**WORK INSTRUCTIONS:** For the records that follow, return only the count of lines containing the string "JSON".

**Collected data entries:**
────────────────────────────────────────
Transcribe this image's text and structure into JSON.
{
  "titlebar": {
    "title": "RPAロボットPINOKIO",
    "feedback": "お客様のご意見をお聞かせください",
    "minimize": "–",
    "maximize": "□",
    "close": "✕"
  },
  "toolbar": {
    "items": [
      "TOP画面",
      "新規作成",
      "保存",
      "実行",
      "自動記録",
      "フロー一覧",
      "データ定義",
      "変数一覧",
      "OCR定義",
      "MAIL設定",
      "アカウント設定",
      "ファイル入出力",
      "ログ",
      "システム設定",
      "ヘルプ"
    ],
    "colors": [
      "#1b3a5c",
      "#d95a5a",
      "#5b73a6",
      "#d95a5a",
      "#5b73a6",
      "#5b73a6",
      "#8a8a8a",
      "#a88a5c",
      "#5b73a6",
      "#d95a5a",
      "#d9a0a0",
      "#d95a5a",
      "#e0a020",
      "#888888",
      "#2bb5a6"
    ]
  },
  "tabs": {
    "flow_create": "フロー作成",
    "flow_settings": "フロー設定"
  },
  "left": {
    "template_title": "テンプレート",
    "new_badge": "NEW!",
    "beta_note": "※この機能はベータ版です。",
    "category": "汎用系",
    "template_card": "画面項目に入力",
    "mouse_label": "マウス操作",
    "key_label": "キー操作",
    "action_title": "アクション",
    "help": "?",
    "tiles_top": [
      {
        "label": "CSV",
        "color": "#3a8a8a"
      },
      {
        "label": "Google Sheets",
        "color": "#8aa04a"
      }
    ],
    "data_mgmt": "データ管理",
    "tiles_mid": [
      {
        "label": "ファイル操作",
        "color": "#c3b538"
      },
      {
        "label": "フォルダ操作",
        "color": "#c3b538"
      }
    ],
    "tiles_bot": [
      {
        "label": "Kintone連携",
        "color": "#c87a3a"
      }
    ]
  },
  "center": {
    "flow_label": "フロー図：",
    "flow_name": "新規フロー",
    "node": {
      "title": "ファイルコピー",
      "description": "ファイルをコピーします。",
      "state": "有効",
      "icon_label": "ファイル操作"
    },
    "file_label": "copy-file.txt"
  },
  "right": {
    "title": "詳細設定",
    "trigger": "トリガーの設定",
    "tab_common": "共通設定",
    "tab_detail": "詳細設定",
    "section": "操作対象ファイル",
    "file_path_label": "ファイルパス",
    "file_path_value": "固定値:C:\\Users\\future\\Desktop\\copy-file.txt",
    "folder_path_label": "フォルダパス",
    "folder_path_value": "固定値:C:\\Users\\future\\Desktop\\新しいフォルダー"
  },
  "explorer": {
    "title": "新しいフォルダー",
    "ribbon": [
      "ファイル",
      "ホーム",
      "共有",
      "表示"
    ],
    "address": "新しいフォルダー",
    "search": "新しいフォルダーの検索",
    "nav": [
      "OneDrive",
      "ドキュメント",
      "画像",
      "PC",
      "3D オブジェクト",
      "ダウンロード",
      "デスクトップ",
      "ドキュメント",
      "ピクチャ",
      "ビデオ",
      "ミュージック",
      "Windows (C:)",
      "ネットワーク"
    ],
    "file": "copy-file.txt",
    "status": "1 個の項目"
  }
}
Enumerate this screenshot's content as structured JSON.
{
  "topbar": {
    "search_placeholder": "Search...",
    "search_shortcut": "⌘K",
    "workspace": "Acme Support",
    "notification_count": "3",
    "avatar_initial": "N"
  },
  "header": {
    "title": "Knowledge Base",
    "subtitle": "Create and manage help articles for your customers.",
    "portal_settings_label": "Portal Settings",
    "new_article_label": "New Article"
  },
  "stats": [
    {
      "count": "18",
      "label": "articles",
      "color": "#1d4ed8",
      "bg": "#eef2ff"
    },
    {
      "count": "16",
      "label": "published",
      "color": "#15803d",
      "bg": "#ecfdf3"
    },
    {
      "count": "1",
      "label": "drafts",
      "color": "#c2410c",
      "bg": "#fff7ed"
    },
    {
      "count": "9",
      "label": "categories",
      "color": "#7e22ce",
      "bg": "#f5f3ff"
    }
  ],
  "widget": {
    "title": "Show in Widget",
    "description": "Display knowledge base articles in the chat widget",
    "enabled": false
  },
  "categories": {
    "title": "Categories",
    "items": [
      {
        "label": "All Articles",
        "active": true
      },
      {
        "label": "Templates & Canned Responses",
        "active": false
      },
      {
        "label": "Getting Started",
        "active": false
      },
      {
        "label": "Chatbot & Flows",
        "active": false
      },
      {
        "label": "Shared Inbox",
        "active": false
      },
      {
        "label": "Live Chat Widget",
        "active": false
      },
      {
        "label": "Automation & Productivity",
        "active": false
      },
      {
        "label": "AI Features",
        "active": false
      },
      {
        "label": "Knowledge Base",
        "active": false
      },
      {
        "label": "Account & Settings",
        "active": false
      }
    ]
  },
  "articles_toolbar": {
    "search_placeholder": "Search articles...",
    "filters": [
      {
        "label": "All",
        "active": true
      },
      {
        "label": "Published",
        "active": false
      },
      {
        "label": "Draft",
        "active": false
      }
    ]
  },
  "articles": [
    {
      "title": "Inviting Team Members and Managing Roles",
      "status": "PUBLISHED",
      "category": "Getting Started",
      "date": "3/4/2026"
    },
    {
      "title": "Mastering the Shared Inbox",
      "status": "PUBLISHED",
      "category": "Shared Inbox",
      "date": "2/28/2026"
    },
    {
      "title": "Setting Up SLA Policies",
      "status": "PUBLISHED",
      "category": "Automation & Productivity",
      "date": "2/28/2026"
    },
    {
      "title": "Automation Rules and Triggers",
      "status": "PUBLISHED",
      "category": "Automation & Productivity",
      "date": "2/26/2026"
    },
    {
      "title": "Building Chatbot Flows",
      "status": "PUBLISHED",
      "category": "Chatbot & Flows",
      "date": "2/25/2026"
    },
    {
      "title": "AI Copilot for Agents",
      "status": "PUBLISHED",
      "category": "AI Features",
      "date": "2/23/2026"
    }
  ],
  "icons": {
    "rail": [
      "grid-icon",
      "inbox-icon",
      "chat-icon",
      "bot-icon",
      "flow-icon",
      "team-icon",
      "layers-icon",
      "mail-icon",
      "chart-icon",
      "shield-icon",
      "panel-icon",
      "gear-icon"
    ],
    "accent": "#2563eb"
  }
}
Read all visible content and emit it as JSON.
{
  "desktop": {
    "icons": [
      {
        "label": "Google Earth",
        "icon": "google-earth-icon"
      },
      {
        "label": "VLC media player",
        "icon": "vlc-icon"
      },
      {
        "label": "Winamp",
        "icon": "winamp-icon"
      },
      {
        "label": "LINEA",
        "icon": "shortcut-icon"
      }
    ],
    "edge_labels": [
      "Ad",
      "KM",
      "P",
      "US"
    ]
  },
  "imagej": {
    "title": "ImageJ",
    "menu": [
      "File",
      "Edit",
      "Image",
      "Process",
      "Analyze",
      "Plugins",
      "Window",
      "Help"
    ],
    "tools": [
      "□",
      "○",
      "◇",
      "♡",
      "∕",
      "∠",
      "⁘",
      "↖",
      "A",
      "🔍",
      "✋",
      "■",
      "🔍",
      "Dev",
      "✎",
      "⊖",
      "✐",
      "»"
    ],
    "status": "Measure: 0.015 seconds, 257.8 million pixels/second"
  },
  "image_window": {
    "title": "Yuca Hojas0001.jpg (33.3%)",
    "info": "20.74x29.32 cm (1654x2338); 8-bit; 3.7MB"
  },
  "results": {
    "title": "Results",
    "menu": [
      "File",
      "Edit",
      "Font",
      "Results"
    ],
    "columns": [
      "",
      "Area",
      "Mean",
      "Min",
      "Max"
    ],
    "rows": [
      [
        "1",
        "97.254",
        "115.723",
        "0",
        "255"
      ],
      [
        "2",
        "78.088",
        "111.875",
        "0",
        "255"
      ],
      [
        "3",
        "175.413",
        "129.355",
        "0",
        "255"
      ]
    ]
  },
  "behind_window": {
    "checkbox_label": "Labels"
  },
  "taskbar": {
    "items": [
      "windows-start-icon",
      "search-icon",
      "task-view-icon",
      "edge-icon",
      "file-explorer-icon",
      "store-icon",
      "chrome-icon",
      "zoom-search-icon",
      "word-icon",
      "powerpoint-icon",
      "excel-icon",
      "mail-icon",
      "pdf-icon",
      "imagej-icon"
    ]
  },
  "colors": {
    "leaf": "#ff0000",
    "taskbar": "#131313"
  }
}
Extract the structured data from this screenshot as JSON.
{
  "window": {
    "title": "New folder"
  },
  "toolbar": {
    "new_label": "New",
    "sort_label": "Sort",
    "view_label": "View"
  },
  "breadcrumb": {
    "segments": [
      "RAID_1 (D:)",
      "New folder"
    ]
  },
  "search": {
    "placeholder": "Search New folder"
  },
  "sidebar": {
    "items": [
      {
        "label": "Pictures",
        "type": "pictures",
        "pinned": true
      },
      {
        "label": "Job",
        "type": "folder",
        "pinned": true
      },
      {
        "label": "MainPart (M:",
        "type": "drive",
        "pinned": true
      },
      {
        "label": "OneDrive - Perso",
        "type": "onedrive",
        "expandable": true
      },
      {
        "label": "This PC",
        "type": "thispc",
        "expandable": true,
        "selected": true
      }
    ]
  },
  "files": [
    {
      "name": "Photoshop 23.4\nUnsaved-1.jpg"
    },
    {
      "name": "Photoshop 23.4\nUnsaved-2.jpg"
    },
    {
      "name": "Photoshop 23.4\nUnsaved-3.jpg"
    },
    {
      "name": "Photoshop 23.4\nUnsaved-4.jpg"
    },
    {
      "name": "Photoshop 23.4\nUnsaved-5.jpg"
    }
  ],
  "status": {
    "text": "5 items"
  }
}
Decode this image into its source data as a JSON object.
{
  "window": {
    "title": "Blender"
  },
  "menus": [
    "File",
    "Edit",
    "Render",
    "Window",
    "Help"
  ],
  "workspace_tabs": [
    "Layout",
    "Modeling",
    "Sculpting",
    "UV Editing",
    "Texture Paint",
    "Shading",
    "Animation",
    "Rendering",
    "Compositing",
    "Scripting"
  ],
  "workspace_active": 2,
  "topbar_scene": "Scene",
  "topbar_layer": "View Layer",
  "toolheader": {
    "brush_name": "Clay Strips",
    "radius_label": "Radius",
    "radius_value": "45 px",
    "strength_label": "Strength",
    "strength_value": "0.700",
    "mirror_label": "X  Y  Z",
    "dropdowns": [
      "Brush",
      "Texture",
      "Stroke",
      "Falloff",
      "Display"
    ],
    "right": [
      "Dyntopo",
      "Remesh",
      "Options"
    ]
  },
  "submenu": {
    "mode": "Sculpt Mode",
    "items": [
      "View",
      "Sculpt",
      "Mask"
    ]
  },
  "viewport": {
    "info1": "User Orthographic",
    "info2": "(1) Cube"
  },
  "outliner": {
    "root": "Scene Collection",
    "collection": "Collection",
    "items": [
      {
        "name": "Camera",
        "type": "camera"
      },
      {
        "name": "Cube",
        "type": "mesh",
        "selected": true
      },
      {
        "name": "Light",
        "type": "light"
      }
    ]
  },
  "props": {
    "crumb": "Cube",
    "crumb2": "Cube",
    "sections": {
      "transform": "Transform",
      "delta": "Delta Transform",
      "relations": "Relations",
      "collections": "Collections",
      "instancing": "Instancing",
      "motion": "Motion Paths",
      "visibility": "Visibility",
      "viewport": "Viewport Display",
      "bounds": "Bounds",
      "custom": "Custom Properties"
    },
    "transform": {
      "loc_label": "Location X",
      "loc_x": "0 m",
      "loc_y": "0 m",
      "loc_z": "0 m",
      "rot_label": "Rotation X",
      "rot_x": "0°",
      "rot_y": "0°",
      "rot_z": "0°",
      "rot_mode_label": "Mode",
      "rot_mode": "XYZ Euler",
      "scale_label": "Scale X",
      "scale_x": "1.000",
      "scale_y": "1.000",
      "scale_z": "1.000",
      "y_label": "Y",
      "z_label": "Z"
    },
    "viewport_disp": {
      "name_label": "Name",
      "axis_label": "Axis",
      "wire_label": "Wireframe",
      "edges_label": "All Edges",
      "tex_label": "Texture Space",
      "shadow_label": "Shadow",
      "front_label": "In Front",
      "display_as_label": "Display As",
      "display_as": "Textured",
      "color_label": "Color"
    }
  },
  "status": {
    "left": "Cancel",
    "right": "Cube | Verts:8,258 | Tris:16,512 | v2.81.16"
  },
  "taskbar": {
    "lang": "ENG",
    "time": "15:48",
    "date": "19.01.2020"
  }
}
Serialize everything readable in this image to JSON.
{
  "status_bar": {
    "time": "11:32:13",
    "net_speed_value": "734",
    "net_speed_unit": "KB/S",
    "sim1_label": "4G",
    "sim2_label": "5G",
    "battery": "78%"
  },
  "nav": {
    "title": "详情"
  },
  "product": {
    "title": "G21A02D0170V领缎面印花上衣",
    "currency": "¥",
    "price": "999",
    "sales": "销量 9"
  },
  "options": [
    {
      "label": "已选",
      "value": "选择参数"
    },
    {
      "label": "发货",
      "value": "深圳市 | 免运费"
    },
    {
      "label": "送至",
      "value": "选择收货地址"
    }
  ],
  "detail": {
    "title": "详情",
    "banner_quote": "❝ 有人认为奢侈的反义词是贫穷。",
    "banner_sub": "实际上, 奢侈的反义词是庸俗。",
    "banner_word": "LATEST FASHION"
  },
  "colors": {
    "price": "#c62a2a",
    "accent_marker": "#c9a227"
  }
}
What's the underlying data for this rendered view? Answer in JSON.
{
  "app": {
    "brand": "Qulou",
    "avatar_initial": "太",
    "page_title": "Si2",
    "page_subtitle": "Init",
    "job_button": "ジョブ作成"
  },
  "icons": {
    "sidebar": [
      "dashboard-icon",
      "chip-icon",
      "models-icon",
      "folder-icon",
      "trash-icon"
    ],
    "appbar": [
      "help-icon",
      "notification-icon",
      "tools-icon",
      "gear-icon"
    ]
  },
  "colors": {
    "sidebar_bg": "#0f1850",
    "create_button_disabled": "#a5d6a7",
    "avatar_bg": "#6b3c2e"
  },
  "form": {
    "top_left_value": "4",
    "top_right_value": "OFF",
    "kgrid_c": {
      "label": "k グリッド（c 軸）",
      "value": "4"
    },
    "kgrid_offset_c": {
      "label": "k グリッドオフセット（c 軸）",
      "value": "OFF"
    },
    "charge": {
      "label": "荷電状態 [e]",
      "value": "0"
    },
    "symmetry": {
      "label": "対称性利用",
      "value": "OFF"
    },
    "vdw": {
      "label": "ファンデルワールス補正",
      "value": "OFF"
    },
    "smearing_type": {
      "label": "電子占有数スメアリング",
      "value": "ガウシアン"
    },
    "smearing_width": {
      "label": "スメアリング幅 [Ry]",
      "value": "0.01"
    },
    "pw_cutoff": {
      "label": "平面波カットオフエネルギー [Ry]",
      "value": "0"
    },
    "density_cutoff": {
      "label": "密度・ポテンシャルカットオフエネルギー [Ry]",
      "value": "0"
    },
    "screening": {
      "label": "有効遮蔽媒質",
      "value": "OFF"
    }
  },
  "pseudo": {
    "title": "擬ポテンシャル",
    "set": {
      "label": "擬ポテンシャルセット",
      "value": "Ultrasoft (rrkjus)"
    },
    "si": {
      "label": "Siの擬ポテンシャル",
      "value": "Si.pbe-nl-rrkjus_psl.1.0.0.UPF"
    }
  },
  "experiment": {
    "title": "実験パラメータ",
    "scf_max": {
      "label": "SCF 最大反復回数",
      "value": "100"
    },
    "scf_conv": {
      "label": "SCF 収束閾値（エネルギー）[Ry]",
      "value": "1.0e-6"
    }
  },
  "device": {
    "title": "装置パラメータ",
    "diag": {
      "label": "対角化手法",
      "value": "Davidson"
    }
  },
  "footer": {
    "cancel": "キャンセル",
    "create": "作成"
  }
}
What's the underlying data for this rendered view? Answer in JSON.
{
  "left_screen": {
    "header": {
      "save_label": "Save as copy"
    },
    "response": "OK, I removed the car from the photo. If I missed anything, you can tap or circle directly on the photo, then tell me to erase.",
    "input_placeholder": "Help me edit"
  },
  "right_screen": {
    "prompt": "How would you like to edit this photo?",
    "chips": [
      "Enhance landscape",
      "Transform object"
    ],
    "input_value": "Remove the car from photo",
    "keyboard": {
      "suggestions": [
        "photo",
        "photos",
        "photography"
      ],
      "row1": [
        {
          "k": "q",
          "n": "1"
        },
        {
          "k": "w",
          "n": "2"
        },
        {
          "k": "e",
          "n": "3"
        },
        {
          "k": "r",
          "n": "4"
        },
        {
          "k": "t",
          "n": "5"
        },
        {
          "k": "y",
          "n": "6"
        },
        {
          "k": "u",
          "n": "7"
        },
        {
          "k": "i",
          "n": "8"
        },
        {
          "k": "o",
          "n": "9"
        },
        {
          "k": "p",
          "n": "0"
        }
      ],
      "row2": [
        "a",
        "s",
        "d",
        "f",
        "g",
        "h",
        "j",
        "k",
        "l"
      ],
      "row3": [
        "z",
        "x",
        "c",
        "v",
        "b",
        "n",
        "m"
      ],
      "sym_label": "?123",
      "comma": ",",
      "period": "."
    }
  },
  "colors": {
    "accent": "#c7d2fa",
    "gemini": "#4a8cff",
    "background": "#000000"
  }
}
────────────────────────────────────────
**TASK OUTPUT:** 8